I think if you invest smart and wait for solid deals to come, then I see no reason why passively investing won't make you wealthy. If you’re in it for the long run and aren’t looking to make as much money as possible in a short amount of time, then passive investing is a great option. As @Bruce Petersen said, there are many investors who make hundreds of thousands each year simply due to passive investing.

First off, thank you to you and your wife for both of your service. You are appreciated. 

After reading your post I'd ask you to factor one thing. How much time do you have? Which option would allow for more of your time to focus on doing more of what you love? As much as you can gather the wonderful pro's and con's already suggested, have you considered your time?

Originally posted by @Bruce Petersen :

I know multiple people that live an amazing life purely as passive investors.  They had two things in their favor when they started; 1) - they started with roughly 300-400k and spread it over multiple deals and 2) - they got started in the early stages of the recovery (2012-2013).

It is possible to build a nice passive income but as shown above it usually takes some decent capital and the right time in the market to really get it going.

The folks I referred to are making 200-300k a year passively and have grown their net worth to between 2mm and 4mm and travel all the time.  This happened because many of the deals they invested in doubled, tripled or even quadrupled and have also done many re-fis or supplemental loans along the way that grew their portfolio exponentially.  This good fortune also had some bad deals along the way but has worked out well for them.

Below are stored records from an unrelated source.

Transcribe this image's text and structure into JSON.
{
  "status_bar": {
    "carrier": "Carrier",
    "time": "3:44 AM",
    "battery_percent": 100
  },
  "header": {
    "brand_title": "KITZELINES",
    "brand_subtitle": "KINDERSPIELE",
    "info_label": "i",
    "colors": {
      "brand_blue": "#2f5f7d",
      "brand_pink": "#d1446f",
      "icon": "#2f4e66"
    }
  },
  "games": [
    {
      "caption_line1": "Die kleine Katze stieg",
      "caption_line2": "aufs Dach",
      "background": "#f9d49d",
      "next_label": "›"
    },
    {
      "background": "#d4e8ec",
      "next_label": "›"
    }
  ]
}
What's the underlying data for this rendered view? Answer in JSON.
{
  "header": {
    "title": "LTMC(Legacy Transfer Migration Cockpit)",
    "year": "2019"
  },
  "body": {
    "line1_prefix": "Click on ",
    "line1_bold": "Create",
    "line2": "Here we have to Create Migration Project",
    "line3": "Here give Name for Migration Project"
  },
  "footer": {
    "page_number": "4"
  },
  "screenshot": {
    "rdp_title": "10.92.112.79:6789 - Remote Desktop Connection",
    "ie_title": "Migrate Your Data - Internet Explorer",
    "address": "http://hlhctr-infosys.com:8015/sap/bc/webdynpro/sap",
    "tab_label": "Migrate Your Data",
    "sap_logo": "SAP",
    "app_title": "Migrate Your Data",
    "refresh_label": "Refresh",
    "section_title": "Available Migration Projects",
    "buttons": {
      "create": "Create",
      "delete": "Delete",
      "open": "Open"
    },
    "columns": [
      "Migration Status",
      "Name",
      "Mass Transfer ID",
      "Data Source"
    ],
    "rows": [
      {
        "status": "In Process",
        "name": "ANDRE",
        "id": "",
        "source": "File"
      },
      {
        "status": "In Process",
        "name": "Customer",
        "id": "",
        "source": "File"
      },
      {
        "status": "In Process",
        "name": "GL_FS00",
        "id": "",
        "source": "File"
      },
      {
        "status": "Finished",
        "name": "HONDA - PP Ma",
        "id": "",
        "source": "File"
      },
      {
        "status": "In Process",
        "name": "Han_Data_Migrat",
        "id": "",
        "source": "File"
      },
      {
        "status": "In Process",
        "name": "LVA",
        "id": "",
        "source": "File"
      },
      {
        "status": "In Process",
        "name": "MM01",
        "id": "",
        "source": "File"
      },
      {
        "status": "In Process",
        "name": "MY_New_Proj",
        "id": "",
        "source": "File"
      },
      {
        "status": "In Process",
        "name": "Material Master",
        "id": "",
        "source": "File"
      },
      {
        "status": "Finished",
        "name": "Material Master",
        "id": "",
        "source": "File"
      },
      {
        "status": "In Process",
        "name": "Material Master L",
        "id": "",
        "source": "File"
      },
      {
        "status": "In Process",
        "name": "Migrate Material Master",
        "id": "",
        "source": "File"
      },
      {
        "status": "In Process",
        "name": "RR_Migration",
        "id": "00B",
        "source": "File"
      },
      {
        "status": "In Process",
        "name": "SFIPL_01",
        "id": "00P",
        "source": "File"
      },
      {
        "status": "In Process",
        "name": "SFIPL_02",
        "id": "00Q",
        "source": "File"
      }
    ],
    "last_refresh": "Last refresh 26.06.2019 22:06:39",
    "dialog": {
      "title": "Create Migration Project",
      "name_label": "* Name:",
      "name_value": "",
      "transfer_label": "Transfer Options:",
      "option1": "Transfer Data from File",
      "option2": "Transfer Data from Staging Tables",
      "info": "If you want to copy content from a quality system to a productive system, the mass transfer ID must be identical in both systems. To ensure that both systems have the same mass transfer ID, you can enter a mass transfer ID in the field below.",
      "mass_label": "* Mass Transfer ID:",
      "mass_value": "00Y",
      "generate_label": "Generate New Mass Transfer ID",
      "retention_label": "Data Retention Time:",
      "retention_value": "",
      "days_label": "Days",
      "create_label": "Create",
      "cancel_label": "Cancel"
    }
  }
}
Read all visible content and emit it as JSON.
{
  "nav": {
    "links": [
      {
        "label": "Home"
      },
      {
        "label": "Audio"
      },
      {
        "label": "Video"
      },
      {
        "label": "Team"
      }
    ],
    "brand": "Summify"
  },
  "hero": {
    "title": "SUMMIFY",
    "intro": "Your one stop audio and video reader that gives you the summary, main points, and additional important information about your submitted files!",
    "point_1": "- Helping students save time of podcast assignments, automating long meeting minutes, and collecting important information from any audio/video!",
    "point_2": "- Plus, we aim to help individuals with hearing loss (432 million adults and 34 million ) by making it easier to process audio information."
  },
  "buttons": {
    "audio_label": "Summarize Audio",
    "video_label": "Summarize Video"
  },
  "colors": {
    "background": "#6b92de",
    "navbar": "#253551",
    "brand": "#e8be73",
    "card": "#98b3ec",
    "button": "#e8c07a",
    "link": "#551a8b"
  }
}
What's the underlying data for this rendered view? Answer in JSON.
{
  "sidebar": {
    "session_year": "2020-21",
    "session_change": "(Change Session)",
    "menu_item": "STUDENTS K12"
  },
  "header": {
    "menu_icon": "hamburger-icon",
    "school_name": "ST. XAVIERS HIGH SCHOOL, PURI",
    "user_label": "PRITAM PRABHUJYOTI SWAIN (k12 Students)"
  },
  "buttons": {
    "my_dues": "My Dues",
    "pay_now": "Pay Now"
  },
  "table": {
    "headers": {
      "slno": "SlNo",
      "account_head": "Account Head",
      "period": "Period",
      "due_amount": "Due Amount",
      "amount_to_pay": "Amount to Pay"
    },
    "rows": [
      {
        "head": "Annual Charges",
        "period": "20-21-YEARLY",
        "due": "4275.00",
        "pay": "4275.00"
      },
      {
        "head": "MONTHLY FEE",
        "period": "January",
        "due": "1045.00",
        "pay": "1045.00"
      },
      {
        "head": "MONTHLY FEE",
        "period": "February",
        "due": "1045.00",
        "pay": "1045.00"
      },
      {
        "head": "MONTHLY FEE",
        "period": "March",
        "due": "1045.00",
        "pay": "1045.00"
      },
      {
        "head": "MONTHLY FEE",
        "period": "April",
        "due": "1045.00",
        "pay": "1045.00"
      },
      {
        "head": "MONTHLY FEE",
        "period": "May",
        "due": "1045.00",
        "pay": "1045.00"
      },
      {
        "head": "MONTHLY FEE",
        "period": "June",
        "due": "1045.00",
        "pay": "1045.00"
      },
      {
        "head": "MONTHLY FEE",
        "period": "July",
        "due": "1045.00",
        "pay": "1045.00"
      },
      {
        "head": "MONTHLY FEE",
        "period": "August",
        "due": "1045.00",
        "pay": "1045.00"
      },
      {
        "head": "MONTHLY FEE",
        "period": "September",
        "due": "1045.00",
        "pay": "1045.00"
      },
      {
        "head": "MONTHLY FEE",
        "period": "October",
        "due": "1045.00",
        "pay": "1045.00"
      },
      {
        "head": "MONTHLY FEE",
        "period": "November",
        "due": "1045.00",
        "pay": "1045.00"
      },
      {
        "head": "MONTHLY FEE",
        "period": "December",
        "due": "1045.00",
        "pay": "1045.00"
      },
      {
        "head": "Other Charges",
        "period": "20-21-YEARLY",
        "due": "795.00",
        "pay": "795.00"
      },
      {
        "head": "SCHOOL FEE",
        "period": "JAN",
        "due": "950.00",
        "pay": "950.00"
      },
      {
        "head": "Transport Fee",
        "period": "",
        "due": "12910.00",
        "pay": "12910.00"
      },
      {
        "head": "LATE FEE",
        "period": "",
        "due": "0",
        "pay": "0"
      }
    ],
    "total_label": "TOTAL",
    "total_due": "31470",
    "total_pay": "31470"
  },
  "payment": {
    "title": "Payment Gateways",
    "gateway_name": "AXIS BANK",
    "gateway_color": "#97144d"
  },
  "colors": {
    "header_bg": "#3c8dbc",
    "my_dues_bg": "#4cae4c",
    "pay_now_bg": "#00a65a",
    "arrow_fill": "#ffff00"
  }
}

As mentioned by others, there are definitely pros and cons but if you have the capital and patience you can build quite the passive portfolio.

Caveat - obviously, these folks go involved at a fantastic time that may not exist currently and they started with a fair amount of capital but you can still start now and end up with a nice little nest egg that pays for a pretty good life passively.  

You've described exactly what I did, and I started offering access to my family and friends because I believe so much in the investment strategy. I did indeed start at the right time, however much of the appreciation that we've enjoyed hasn't necessarily come from the market appreciation, but from our forced appreciation....value-add projects that raise the NOI. In the end though, it's about cash flow and capital preservation. (And let's not forget tax savings)

@Ian Ippolito I second your comments. A big piece of this decision comes down to whether you want to take on real estate investing as a second job. 

The time, energy and skill required to source, execute and manage deals should not be understated. The best have done it for a decade+, and those learnings cannot be ingested overnight.